Did you have to audition for the part?
Yeah, I had to audition for it and I actually forgot all about the audition. A month later I got a call that said, “Hey, you got that part!” I was like, “What? What are you talking about? Oh, that! Cool!” So, I got to work with Sandra [Bullock], Ryan [Reynolds], Betty White, Craig T. Nelson, Mary Steenburgen and Denis O’Hare. It was a great experience.
What kind of response did you get at the premiere last week for your performance, especially that scene?
It was very disturbing on the big screen, but people loved it. A lot of my coworkers were there [from “The Office] like Angela [Kinsey], Brian [Baumgartener], and Kate Flannery, among others. When it opens nationwide on June 19, my family is organizing a bunch of people to go see it. They will be shocked and not so much surprised.
What was it like on the set with a comedy icon like Betty White, who rarely comes out in feature films like this?
It was great. We stayed in the same hotel. We got to drive into work in a van every morning. We talked about everything from how she met her husband to animals. We became great friends. She’s really awesome.
What can we anticipate happening with your character in the fall season of “The Office?”
I don’t know. The writers are writing right now as we speak. So, we have no idea what they are writing. I think we start filming shortly after July 21. I can’t wait to go back.
How do you explain what a tilde is to people who don’t know how to pronounce your name?

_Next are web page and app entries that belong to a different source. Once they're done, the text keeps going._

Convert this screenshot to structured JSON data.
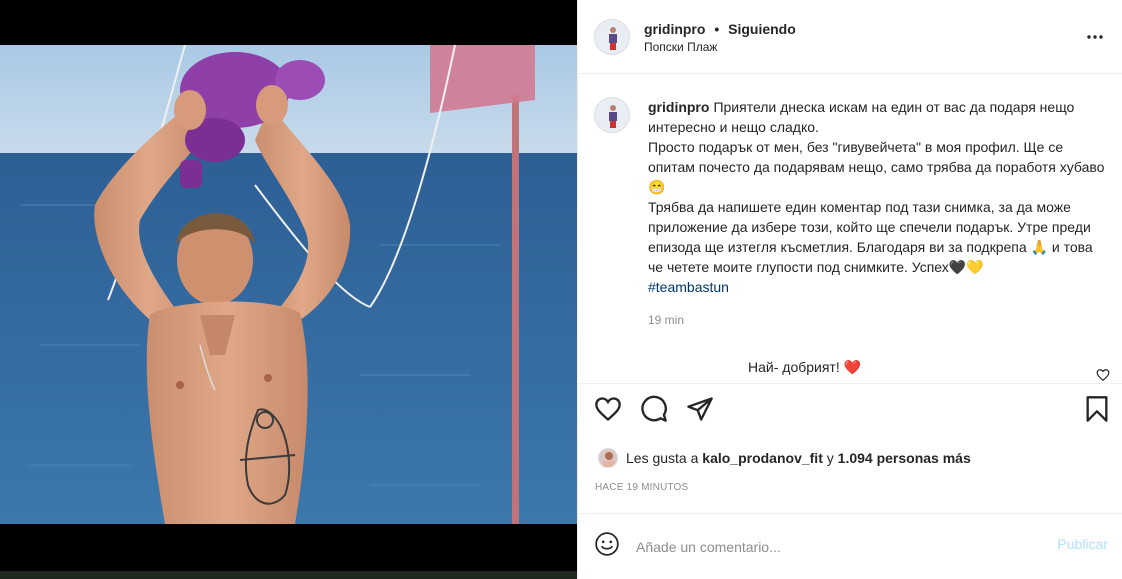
{
  "post": {
    "username": "gridinpro",
    "follow_status": "Siguiendo",
    "location": "Попски Плаж"
  },
  "caption": {
    "username": "gridinpro",
    "lines": [
      "Приятели днеска искам на един от вас да подаря нещо интересно и нещо сладко.",
      "Просто подарък от мен, без \"гивувейчета\" в моя профил. Ще се опитам почесто да подарявам нещо, само трябва да поработя хубаво 😁",
      "Трябва да напишете един коментар под тази снимка, за да може приложение да избере този, който ще спечели подарък. Утре преди епизода ще изтегля късметлия. Благодаря ви за подкрепа 🙏 и това че четете моите глупости под снимките. Успех🖤💛"
    ],
    "hashtag": "#teambastun",
    "time": "19 min"
  },
  "reply": {
    "text": "Най- добрият!",
    "emoji": "❤️"
  },
  "likes": {
    "prefix": "Les gusta a",
    "user": "kalo_prodanov_fit",
    "connector": "y",
    "count_text": "1.094 personas más"
  },
  "posted_ago": "HACE 19 MINUTOS",
  "comment_input": {
    "placeholder": "Añade un comentario...",
    "publish_label": "Publicar"
  },
  "icons": {
    "more": "more-options-icon",
    "like": "heart-icon",
    "comment": "comment-icon",
    "share": "share-icon",
    "save": "bookmark-icon",
    "emoji": "emoji-icon"
  },
  "colors": {
    "link": "#00376b",
    "publish_disabled": "#b2dffc",
    "meta_gray": "#8e8e8e"
  }
}
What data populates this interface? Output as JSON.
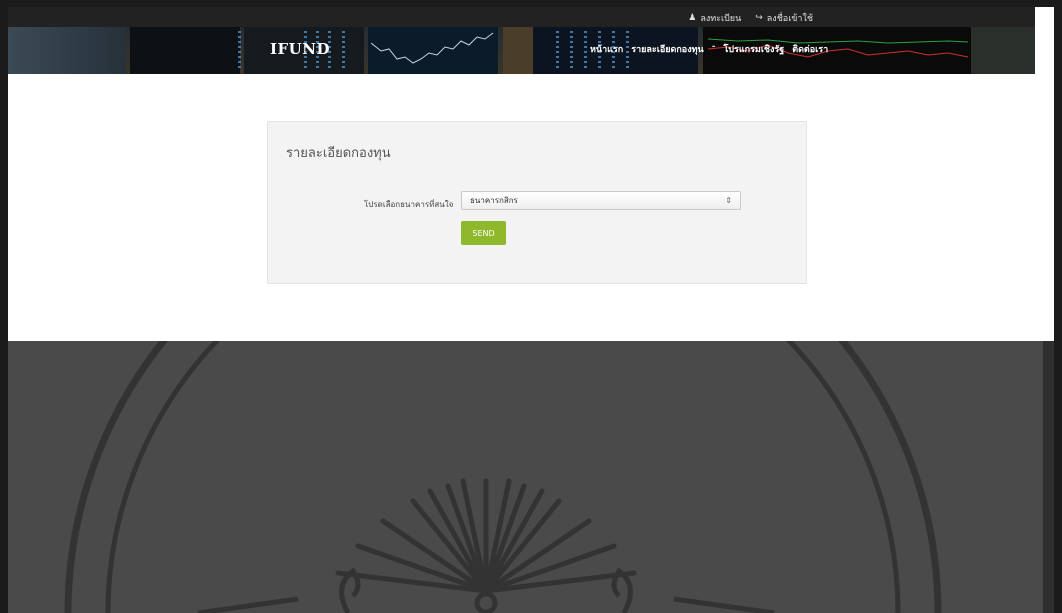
{
  "topbar": {
    "register_label": "ลงทะเบียน",
    "login_label": "ลงชื่อเข้าใช้",
    "register_icon": "user-icon",
    "login_icon": "login-icon"
  },
  "header": {
    "logo": "IFUND",
    "nav": [
      {
        "label": "หน้าแรก"
      },
      {
        "label": "รายละเอียดกองทุน"
      },
      {
        "label": "โปรแกรมเชิงรัฐ"
      },
      {
        "label": "ติดต่อเรา"
      }
    ]
  },
  "form": {
    "title": "รายละเอียดกองทุน",
    "bank_label": "โปรดเลือกธนาคารที่สนใจ",
    "bank_selected": "ธนาคารกสิกร",
    "send_label": "SEND"
  },
  "colors": {
    "accent_green": "#8fb82a",
    "footer_bg": "#4a4a4a",
    "card_bg": "#f3f3f3"
  }
}
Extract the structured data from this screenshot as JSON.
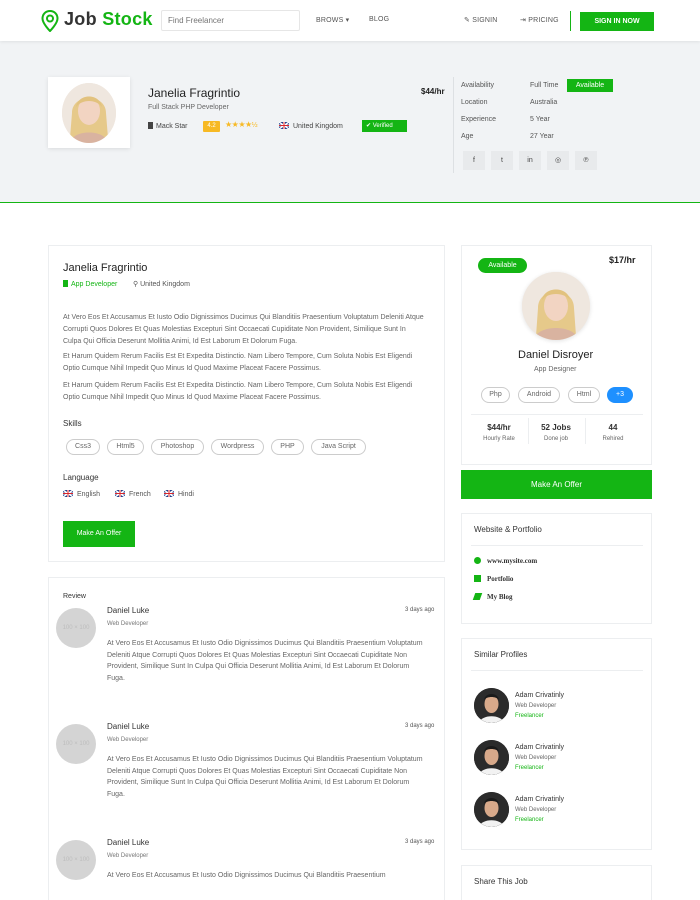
{
  "navbar": {
    "logo_text_prefix": "Job ",
    "logo_text_suffix": "Stock",
    "search_placeholder": "Find Freelancer",
    "browse": "BROWS ▾",
    "blog": "BLOG",
    "signin": "SIGNIN",
    "pricing": "PRICING",
    "signin_now": "SIGN IN NOW"
  },
  "profile": {
    "name": "Janelia Fragrintio",
    "role": "Full Stack PHP Developer",
    "company": "Mack Star",
    "rating": "4.2",
    "stars": "★★★★",
    "half_star": "½",
    "country": "United Kingdom",
    "verified": "Verified",
    "rate": "$44/hr",
    "info": [
      {
        "key": "Availability",
        "value": "Full Time"
      },
      {
        "key": "Location",
        "value": "Australia"
      },
      {
        "key": "Experience",
        "value": "5 Year"
      },
      {
        "key": "Age",
        "value": "27 Year"
      }
    ],
    "availability_badge": "Available",
    "social_icons": [
      "facebook-icon",
      "twitter-icon",
      "linkedin-icon",
      "instagram-icon",
      "pinterest-icon"
    ],
    "social_glyphs": [
      "f",
      "t",
      "in",
      "◎",
      "℗"
    ]
  },
  "about": {
    "name": "Janelia Fragrintio",
    "role": "App Developer",
    "location": "United Kingdom",
    "paragraphs": [
      "At Vero Eos Et Accusamus Et Iusto Odio Dignissimos Ducimus Qui Blanditiis Praesentium Voluptatum Deleniti Atque Corrupti Quos Dolores Et Quas Molestias Excepturi Sint Occaecati Cupiditate Non Provident, Similique Sunt In Culpa Qui Officia Deserunt Mollitia Animi, Id Est Laborum Et Dolorum Fuga.",
      "Et Harum Quidem Rerum Facilis Est Et Expedita Distinctio. Nam Libero Tempore, Cum Soluta Nobis Est Eligendi Optio Cumque Nihil Impedit Quo Minus Id Quod Maxime Placeat Facere Possimus.",
      "Et Harum Quidem Rerum Facilis Est Et Expedita Distinctio. Nam Libero Tempore, Cum Soluta Nobis Est Eligendi Optio Cumque Nihil Impedit Quo Minus Id Quod Maxime Placeat Facere Possimus."
    ],
    "skills_title": "Skills",
    "skills": [
      "Css3",
      "Html5",
      "Photoshop",
      "Wordpress",
      "PHP",
      "Java Script"
    ],
    "language_title": "Language",
    "languages": [
      "English",
      "French",
      "Hindi"
    ],
    "offer_button": "Make An Offer"
  },
  "reviews": {
    "title": "Review",
    "items": [
      {
        "name": "Daniel Luke",
        "role": "Web Developer",
        "date": "3 days ago",
        "avatar_text": "100 × 100",
        "text": "At Vero Eos Et Accusamus Et Iusto Odio Dignissimos Ducimus Qui Blanditiis Praesentium Voluptatum Deleniti Atque Corrupti Quos Dolores Et Quas Molestias Excepturi Sint Occaecati Cupiditate Non Provident, Similique Sunt In Culpa Qui Officia Deserunt Mollitia Animi, Id Est Laborum Et Dolorum Fuga."
      },
      {
        "name": "Daniel Luke",
        "role": "Web Developer",
        "date": "3 days ago",
        "avatar_text": "100 × 100",
        "text": "At Vero Eos Et Accusamus Et Iusto Odio Dignissimos Ducimus Qui Blanditiis Praesentium Voluptatum Deleniti Atque Corrupti Quos Dolores Et Quas Molestias Excepturi Sint Occaecati Cupiditate Non Provident, Similique Sunt In Culpa Qui Officia Deserunt Mollitia Animi, Id Est Laborum Et Dolorum Fuga."
      },
      {
        "name": "Daniel Luke",
        "role": "Web Developer",
        "date": "3 days ago",
        "avatar_text": "100 × 100",
        "text": "At Vero Eos Et Accusamus Et Iusto Odio Dignissimos Ducimus Qui Blanditiis Praesentium"
      }
    ]
  },
  "side_profile": {
    "availability": "Available",
    "rate": "$17/hr",
    "name": "Daniel Disroyer",
    "role": "App Designer",
    "tags": [
      "Php",
      "Android",
      "Html"
    ],
    "more": "+3",
    "stats": [
      {
        "value": "$44/hr",
        "label": "Hourly Rate"
      },
      {
        "value": "52 Jobs",
        "label": "Done job"
      },
      {
        "value": "44",
        "label": "Rehired"
      }
    ],
    "offer_button": "Make An Offer"
  },
  "website": {
    "title": "Website & Portfolio",
    "items": [
      "www.mysite.com",
      "Portfolio",
      "My Blog"
    ]
  },
  "similar": {
    "title": "Similar Profiles",
    "items": [
      {
        "name": "Adam Crivatinly",
        "role": "Web Developer",
        "badge": "Freelancer"
      },
      {
        "name": "Adam Crivatinly",
        "role": "Web Developer",
        "badge": "Freelancer"
      },
      {
        "name": "Adam Crivatinly",
        "role": "Web Developer",
        "badge": "Freelancer"
      }
    ]
  },
  "share": {
    "title": "Share This Job"
  },
  "colors": {
    "accent": "#14b514",
    "info": "#1e90ff",
    "star": "#f7b924"
  }
}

Oh, man. I try to pronounce the ñ to them but I gave up a long time ago. I just tell them, “You know, you can just say Smith if you like.”